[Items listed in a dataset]
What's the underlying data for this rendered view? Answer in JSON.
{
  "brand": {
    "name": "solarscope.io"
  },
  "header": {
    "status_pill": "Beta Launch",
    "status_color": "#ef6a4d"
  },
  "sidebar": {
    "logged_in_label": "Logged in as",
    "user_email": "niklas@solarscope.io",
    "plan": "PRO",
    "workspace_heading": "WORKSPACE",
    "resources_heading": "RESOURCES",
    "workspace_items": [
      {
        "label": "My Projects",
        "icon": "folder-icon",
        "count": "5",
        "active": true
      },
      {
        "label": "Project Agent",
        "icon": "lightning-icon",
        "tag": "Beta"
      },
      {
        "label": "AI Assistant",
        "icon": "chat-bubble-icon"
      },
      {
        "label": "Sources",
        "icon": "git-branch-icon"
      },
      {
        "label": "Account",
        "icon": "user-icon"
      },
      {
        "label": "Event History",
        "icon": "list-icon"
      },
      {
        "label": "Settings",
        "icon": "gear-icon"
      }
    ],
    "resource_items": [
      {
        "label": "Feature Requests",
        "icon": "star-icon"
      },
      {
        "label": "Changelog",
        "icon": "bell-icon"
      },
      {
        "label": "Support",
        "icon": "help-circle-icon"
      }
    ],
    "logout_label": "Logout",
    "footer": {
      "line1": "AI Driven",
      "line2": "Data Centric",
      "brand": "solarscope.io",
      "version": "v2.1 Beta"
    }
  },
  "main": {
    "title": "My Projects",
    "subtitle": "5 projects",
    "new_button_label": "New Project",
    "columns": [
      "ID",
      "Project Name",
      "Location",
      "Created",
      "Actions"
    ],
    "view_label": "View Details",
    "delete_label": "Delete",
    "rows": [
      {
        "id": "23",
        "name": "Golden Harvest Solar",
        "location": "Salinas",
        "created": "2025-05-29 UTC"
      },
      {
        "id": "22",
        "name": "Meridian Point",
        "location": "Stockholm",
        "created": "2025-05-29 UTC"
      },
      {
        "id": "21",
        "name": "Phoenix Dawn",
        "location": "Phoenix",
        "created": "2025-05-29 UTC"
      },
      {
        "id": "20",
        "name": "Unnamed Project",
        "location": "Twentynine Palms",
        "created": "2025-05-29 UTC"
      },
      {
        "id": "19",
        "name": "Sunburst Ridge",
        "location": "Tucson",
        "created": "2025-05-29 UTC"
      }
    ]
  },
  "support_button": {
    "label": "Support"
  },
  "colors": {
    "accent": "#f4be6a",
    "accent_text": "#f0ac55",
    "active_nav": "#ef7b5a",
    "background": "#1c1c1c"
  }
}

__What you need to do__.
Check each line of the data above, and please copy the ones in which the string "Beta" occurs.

__Reply to the task__.
    "status_pill": "Beta Launch",
        "tag": "Beta"
      "version": "v2.1 Beta"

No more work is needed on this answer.